The cartridges for the system were called "Storyware" and were shaped like picture books with a cartridge slot at the bottom. Pico changes the television display and the set of tasks the player must complete each time they turn the page. Sound, including voices and music, also accompanied each page. Games for Pico focus on education, including subjects such as music, counting, spelling, reading, matching, and coloring. The titles included licensed animated characters from various franchises such as The Lion King: Adventures at Pride Rock and Disney's A Year at Pooh Corner. Sega has also released games including their mascot, Sonic the Hedgehog, including Sonic Gameworld and Tails and the Music Maker.

According to Hideki Sato, former head of Sega console hardware R&D, the development of the Sega Pico was made possible by the company's past work on the MyCard cartridges designed for the SG-1000 as well as drawing tablets. The touch technology used in the tablet was developed for the 1987 World Derby arcade game, while the processor and graphics chip are from Genesis.

Priced at ¥13,440, the Pico was released in Japan in June 1993. In North America, Sega introduced the Pico at the 1994 American International Toy Fair demonstrating its drawing and display capabilities before its release in November. The console was advertised for approximately US$160, but was eventually released for US$139. Storyware cartridges retailed for $39.99 to $49.99. Pico's slogan was "A computer that thinks it's a toy". The Sega Pico has received several awards, including the National Parent Seal of Approval, the Platinum Printing Award, and a gold medal from the National Parent Publication Association Awards.

After the failure, Sega discontinued the Pico in North America in early 1998. Later, in August 1999, Majesco Entertainment's remake of Pico was released in North America for US$49.99, with Storyware games sold in the US. $19.99. The Pico would later be released in China in 2002 at a price of 690 yuan.

In early 1995, Sega of America reported that it had sold 400,000 units in North America. In 2000, Sega stated that the Pico had sold 2.5 million units. As of April 2005, 3.4 million Pico consoles and 11.2 million software cartridges have been sold worldwide, according to Sega. In 1995, Pico was featured in Dr. Toy and also listed by Child as one of the best PC games available. According to Joseph Shadkowski of The Washington Times, "Pico is powerful enough to be a serious learning tool that teaches counting, spelling, matching, problem solving, memory, logic, hand-eye coordination, and important basic computer skills." Former Sega of America Vice President of Product Development Joe Miller says

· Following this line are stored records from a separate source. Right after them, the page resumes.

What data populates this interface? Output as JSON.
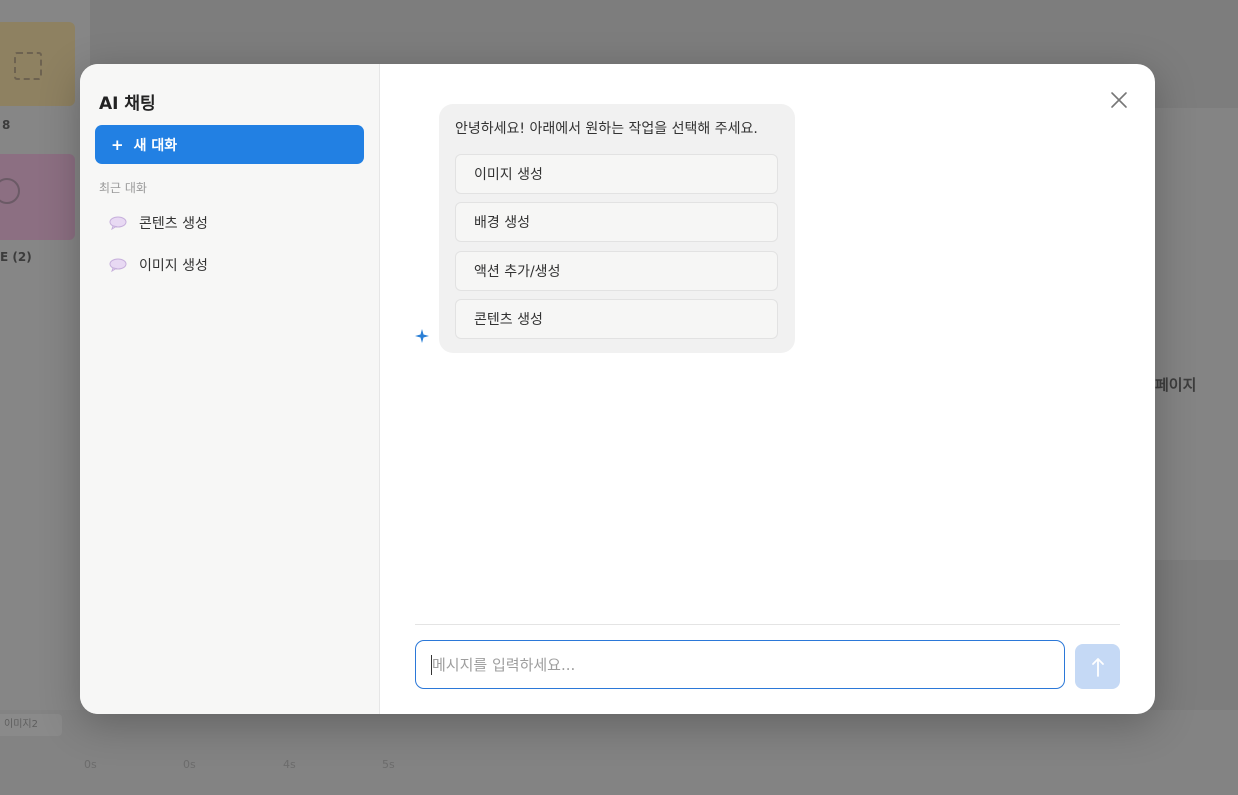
{
  "background": {
    "left_labels": [
      "8",
      "E (2)"
    ],
    "right_text": "페이지",
    "bottom_chip": "이미지2",
    "ticks": [
      "0s",
      "0s",
      "4s",
      "5s"
    ]
  },
  "sidebar": {
    "title": "AI 채팅",
    "new_chat_label": "새 대화",
    "recent_label": "최근 대화",
    "items": [
      {
        "label": "콘텐츠 생성",
        "icon": "chat-bubble-icon"
      },
      {
        "label": "이미지 생성",
        "icon": "chat-bubble-icon"
      }
    ]
  },
  "chat": {
    "greeting": "안녕하세요! 아래에서 원하는 작업을 선택해 주세요.",
    "options": [
      "이미지 생성",
      "배경 생성",
      "액션 추가/생성",
      "콘텐츠 생성"
    ]
  },
  "input": {
    "placeholder": "메시지를 입력하세요...",
    "value": ""
  },
  "colors": {
    "accent": "#2280e3",
    "send_disabled": "#c5d9f5",
    "input_border": "#2b78d8"
  },
  "icons": {
    "close": "close-icon",
    "assistant": "sparkle-icon",
    "send": "arrow-up-icon"
  }
}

Advanced Pico Beena, also known as Beena or BeenaLite, is an educational console system aimed at young children marketed by Sega Toys and released in 2005 in Japan. It is the successor to the Pico, marketed on a "learn by playing" basis. According to Sega Toys, Advanced Pico Beena focuses on learning in a new social environment and is listed as their top-of-the-range product. Topics listed as educational for Beena include intellectual, moral, physical, dietary and safety education. The name of the console was chosen to sound like the first syllables of "Be Natural".

Compared to Pico, Beena adds several features. Beena can be played without a TV, and multiplayer is supported by the separately sold optional Magic Pen. The console also supports saving data. The playback time may be limited by the settings in the system. Some Beena games offer adaptive difficulty, which becomes harder to play depending on the player's skill level. Beena Lite, a more affordable version of the console, was released on July 17, 2008. As of 2010, Sega estimates that 4.1 million Beena consoles have been sold along with 20 million game cartridges.